• Problem details: Below are some lines of data. Return all of them as they are.

[Stored dataset items]
******

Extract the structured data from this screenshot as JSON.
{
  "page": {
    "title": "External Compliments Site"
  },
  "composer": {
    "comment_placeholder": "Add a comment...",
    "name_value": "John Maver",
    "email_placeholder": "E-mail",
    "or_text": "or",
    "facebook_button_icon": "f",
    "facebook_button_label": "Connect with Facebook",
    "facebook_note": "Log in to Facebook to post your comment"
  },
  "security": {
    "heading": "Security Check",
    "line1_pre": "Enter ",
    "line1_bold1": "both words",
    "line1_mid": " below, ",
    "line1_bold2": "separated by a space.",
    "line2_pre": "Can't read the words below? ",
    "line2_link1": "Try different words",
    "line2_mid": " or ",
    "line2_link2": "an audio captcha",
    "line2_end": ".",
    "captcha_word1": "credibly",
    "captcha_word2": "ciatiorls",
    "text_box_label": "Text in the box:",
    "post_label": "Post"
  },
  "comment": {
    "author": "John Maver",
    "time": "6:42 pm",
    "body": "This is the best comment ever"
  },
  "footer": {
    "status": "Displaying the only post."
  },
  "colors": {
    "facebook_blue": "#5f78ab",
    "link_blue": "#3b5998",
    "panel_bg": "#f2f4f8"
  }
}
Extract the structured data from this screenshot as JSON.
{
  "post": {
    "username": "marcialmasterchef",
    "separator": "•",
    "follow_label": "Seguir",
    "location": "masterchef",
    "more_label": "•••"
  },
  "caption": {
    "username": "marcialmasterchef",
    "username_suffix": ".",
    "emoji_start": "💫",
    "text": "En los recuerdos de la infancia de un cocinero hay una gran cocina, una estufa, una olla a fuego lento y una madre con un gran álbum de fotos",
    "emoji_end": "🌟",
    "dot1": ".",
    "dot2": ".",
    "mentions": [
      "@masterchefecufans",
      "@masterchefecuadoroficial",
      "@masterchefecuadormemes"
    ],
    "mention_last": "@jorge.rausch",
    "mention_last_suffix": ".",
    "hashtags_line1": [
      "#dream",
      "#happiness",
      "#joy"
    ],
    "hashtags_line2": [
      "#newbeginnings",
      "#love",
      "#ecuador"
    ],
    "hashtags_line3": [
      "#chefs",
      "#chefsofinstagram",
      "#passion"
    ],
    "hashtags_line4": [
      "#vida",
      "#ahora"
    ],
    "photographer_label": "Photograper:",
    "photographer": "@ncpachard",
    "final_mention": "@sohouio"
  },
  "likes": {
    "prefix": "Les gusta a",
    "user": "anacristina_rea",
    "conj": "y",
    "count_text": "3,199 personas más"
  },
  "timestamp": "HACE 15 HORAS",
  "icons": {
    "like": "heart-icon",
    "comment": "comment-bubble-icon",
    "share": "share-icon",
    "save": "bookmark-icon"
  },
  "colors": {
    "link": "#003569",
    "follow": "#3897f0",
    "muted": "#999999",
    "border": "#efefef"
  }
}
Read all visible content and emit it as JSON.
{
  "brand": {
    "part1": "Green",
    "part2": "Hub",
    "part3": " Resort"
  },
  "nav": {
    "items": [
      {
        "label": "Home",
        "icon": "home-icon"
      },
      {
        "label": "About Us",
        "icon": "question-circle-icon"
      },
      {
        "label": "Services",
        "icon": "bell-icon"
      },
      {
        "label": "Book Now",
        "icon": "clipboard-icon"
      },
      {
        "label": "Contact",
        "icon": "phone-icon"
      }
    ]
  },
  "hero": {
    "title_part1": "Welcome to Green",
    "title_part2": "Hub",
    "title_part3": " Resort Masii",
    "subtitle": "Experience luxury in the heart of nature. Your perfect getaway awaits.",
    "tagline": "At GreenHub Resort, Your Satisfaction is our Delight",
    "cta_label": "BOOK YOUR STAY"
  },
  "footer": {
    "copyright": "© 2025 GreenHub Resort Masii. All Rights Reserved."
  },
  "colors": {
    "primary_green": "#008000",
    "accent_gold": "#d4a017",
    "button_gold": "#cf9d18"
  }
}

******

• Task output:
Extract the structured data from this screenshot as JSON.
{
  "page": {
    "title": "External Compliments Site"
  },
  "composer": {
    "comment_placeholder": "Add a comment...",
    "name_value": "John Maver",
    "email_placeholder": "E-mail",
    "or_text": "or",
    "facebook_button_icon": "f",
    "facebook_button_label": "Connect with Facebook",
    "facebook_note": "Log in to Facebook to post your comment"
  },
  "security": {
    "heading": "Security Check",
    "line1_pre": "Enter ",
    "line1_bold1": "both words",
    "line1_mid": " below, ",
    "line1_bold2": "separated by a space.",
    "line2_pre": "Can't read the words below? ",
    "line2_link1": "Try different words",
    "line2_mid": " or ",
    "line2_link2": "an audio captcha",
    "line2_end": ".",
    "captcha_word1": "credibly",
    "captcha_word2": "ciatiorls",
    "text_box_label": "Text in the box:",
    "post_label": "Post"
  },
  "comment": {
    "author": "John Maver",
    "time": "6:42 pm",
    "body": "This is the best comment ever"
  },
  "footer": {
    "status": "Displaying the only post."
  },
  "colors": {
    "facebook_blue": "#5f78ab",
    "link_blue": "#3b5998",
    "panel_bg": "#f2f4f8"
  }
}
Extract the structured data from this screenshot as JSON.
{
  "post": {
    "username": "marcialmasterchef",
    "separator": "•",
    "follow_label": "Seguir",
    "location": "masterchef",
    "more_label": "•••"
  },
  "caption": {
    "username": "marcialmasterchef",
    "username_suffix": ".",
    "emoji_start": "💫",
    "text": "En los recuerdos de la infancia de un cocinero hay una gran cocina, una estufa, una olla a fuego lento y una madre con un gran álbum de fotos",
    "emoji_end": "🌟",
    "dot1": ".",
    "dot2": ".",
    "mentions": [
      "@masterchefecufans",
      "@masterchefecuadoroficial",
      "@masterchefecuadormemes"
    ],
    "mention_last": "@jorge.rausch",
    "mention_last_suffix": ".",
    "hashtags_line1": [
      "#dream",
      "#happiness",
      "#joy"
    ],
    "hashtags_line2": [
      "#newbeginnings",
      "#love",
      "#ecuador"
    ],
    "hashtags_line3": [
      "#chefs",
      "#chefsofinstagram",
      "#passion"
    ],
    "hashtags_line4": [
      "#vida",
      "#ahora"
    ],
    "photographer_label": "Photograper:",
    "photographer": "@ncpachard",
    "final_mention": "@sohouio"
  },
  "likes": {
    "prefix": "Les gusta a",
    "user": "anacristina_rea",
    "conj": "y",
    "count_text": "3,199 personas más"
  },
  "timestamp": "HACE 15 HORAS",
  "icons": {
    "like": "heart-icon",
    "comment": "comment-bubble-icon",
    "share": "share-icon",
    "save": "bookmark-icon"
  },
  "colors": {
    "link": "#003569",
    "follow": "#3897f0",
    "muted": "#999999",
    "border": "#efefef"
  }
}
Read all visible content and emit it as JSON.
{
  "brand": {
    "part1": "Green",
    "part2": "Hub",
    "part3": " Resort"
  },
  "nav": {
    "items": [
      {
        "label": "Home",
        "icon": "home-icon"
      },
      {
        "label": "About Us",
        "icon": "question-circle-icon"
      },
      {
        "label": "Services",
        "icon": "bell-icon"
      },
      {
        "label": "Book Now",
        "icon": "clipboard-icon"
      },
      {
        "label": "Contact",
        "icon": "phone-icon"
      }
    ]
  },
  "hero": {
    "title_part1": "Welcome to Green",
    "title_part2": "Hub",
    "title_part3": " Resort Masii",
    "subtitle": "Experience luxury in the heart of nature. Your perfect getaway awaits.",
    "tagline": "At GreenHub Resort, Your Satisfaction is our Delight",
    "cta_label": "BOOK YOUR STAY"
  },
  "footer": {
    "copyright": "© 2025 GreenHub Resort Masii. All Rights Reserved."
  },
  "colors": {
    "primary_green": "#008000",
    "accent_gold": "#d4a017",
    "button_gold": "#cf9d18"
  }
}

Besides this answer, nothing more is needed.